There is something to be said for gray hair (even when it’s been dyed blonde!) Perspective from years of living is a gift, but only if that gift is shared. The singing group, Mercy Me, has a beautiful, insightful song called “Dear Younger Me.” The title and the words of the song inspired me to write this letter to my younger self. Oh, what I would give to be able to go back and hear these words for myself, from the one who knows me best, decades earlier. Wouldn’t you? So here’s what I would like to say to my younger self, and I encourage you think about writing your younger self a similar letter – whether for your own benefit or to possibly share with others in the future.
I hope you will share this with your Teen…
Dear Younger Me,
There is so much I wish you knew during these teen years about what the rest of your life was going to be like. If you knew how much you were going to grow and change, I don’t think you would have been nearly as afraid of everything and everyone as you were. And your choices and decisions may have been different.
I remember how insecure and unnoticed you felt. Your whole world was wrapped up in yourself—wanting to blend in yet stand out; wanting to be noticed but deathly afraid of being put on the spot; wanting to be like everyone else, but wanting to be yourself as well. Your day could be euphoric by a boy talking to you, and then ruined when you saw him flirting with another. You would push aside the principles you were raised with in order to be included in what “everyone else” was doing. I would tell you to trust yourself and stand up for yourself, and not to let anyone take advantage of you or talk you into doing things you really didn’t want to do. I would tell you that the false bravery you felt from alcohol was exactly that, false! It didn’t change who you were or take away your fears and longings, it was simply a mask to the pain. I would tell you to talk to your parents about those fears and pain, because they knew and understood so much more than you thought they did. And if your parents are not accessible either physically or emotionally, look for another adult figure that you respect and admire their lives. I promise you, they will be thrilled that you are confiding in them.

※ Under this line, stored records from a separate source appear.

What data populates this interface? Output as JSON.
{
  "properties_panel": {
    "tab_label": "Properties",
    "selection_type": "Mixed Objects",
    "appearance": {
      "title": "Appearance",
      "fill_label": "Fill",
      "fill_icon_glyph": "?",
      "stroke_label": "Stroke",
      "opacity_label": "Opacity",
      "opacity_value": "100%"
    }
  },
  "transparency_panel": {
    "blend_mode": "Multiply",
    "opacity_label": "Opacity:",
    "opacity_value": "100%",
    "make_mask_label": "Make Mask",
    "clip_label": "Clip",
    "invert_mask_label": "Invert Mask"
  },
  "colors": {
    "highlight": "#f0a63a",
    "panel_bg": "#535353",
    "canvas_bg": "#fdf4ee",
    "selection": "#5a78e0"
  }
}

I want you to know those long, agonizing years of high school are actually very short in comparison to the life ahead of you. Hours you spent pining over if someone liked you, or was mad at you, or if you were going to be included or left out, could have been so much more productive elsewhere. I want you to see yourself as God sees you since He created you. You were quiet, shy, introverted, and a book worm. Instead of fighting that, I wish you would have embraced all the positives – your quiet, calm makes you a good friend; your ability to listen vs. talking allows others to feel valued; your love of reading is going to lead to a life of never-ending learning, personal growth, and pleasure. People will be drawn to your kindness and thoughtfulness.
On the flip side, your fears that kept you from trying new things will handicap you throughout your adult life until you force yourself to not worry about being embarrassed and just try it. Yes, there are many things you will not enjoy but there are a lot that will surprise you. Join in on more activities that are outside your comfort zone. Don’t let fear keep you from going to camps and on mission trips and being open to adventure – so many of these events will help you to see the bigger world out there and keep from only focusing only on yourself. Don’t miss out on new experiences--you are going to go on and do things you never thought possible!
I would tell you to relax and enjoy these years. Look forward to each day and enjoy it as you will never have this little responsibility and free time again. I would tell you to appreciate your parents and all the hard work they do to provide a secure life for you. I would tell you to engage with your family more instead of hiding in your room; to talk to, listen, and be silly with your dad because he will be gone too soon; to join your mom in the kitchen and garden and in the household chores because it will be much more challenging to learn how to do these things when you’re out on your own. I would tell you to invite your sisters into your life instead of being annoyed by them and pushing them away—they want to be with you because they look up to you, and some day they will be your best friends when other friendships have faded away.
I would tell you to be aware of your habits; many of the negative habits you begin now will take a lot of work to change as an adult.
And finally, I would remind you to love and accept yourself. It is impossible to love others until you can love and accept yourself. Know that you have a long way to go but you are stronger than you know. Know that there are going to be some amazingly wonderful times ahead in your life. There will also be pain ahead – but don’t let it frighten you. It is what is going to help you grow into an amazing, Godly woman who will share her life with others to help them along the path as well. See yourself as the gift you are, and enjoy the ride!